If an entry below holds a picture, leave the picture out and print the rest exactly.
START Given data
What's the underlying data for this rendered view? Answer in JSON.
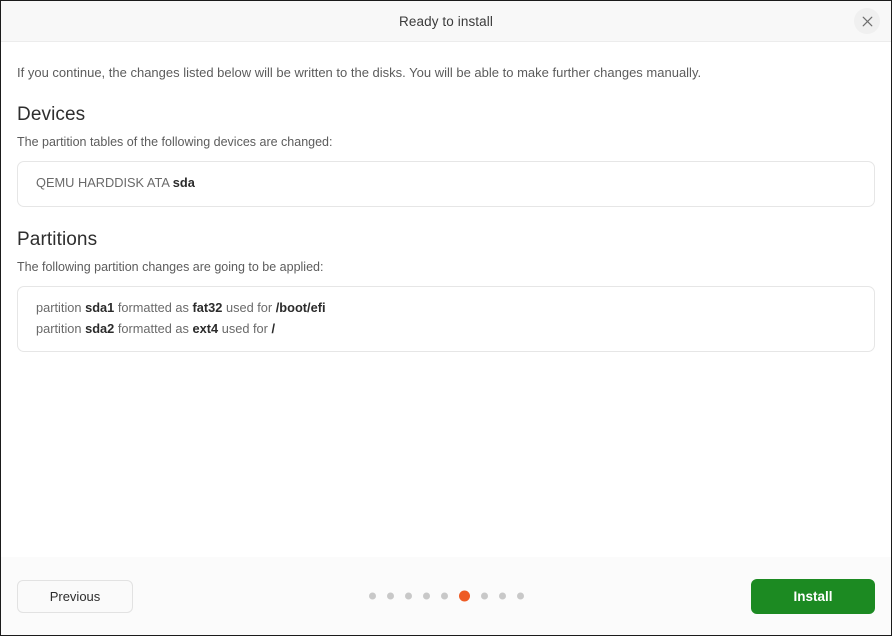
{
  "window": {
    "title": "Ready to install",
    "close_label": "×"
  },
  "intro": "If you continue, the changes listed below will be written to the disks. You will be able to make further changes manually.",
  "devices": {
    "heading": "Devices",
    "subtitle": "The partition tables of the following devices are changed:",
    "items": [
      {
        "prefix": "QEMU HARDDISK ATA ",
        "name": "sda"
      }
    ]
  },
  "partitions": {
    "heading": "Partitions",
    "subtitle": "The following partition changes are going to be applied:",
    "items": [
      {
        "lead": "partition ",
        "device": "sda1",
        "mid": " formatted as ",
        "filesystem": "fat32",
        "tail": " used for ",
        "mountpoint": "/boot/efi"
      },
      {
        "lead": "partition ",
        "device": "sda2",
        "mid": " formatted as ",
        "filesystem": "ext4",
        "tail": " used for ",
        "mountpoint": "/"
      }
    ]
  },
  "footer": {
    "previous_label": "Previous",
    "install_label": "Install",
    "pagination": {
      "total": 9,
      "active_index": 6
    }
  },
  "colors": {
    "accent": "#ee5b24",
    "install_green": "#1c8a22",
    "dot_inactive": "#c8c8c8"
  }
}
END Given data
#### [Response to this exercise]
What's the underlying data for this rendered view? Answer in JSON.
{
  "window": {
    "title": "Ready to install",
    "close_label": "×"
  },
  "intro": "If you continue, the changes listed below will be written to the disks. You will be able to make further changes manually.",
  "devices": {
    "heading": "Devices",
    "subtitle": "The partition tables of the following devices are changed:",
    "items": [
      {
        "prefix": "QEMU HARDDISK ATA ",
        "name": "sda"
      }
    ]
  },
  "partitions": {
    "heading": "Partitions",
    "subtitle": "The following partition changes are going to be applied:",
    "items": [
      {
        "lead": "partition ",
        "device": "sda1",
        "mid": " formatted as ",
        "filesystem": "fat32",
        "tail": " used for ",
        "mountpoint": "/boot/efi"
      },
      {
        "lead": "partition ",
        "device": "sda2",
        "mid": " formatted as ",
        "filesystem": "ext4",
        "tail": " used for ",
        "mountpoint": "/"
      }
    ]
  },
  "footer": {
    "previous_label": "Previous",
    "install_label": "Install",
    "pagination": {
      "total": 9,
      "active_index": 6
    }
  },
  "colors": {
    "accent": "#ee5b24",
    "install_green": "#1c8a22",
    "dot_inactive": "#c8c8c8"
  }
}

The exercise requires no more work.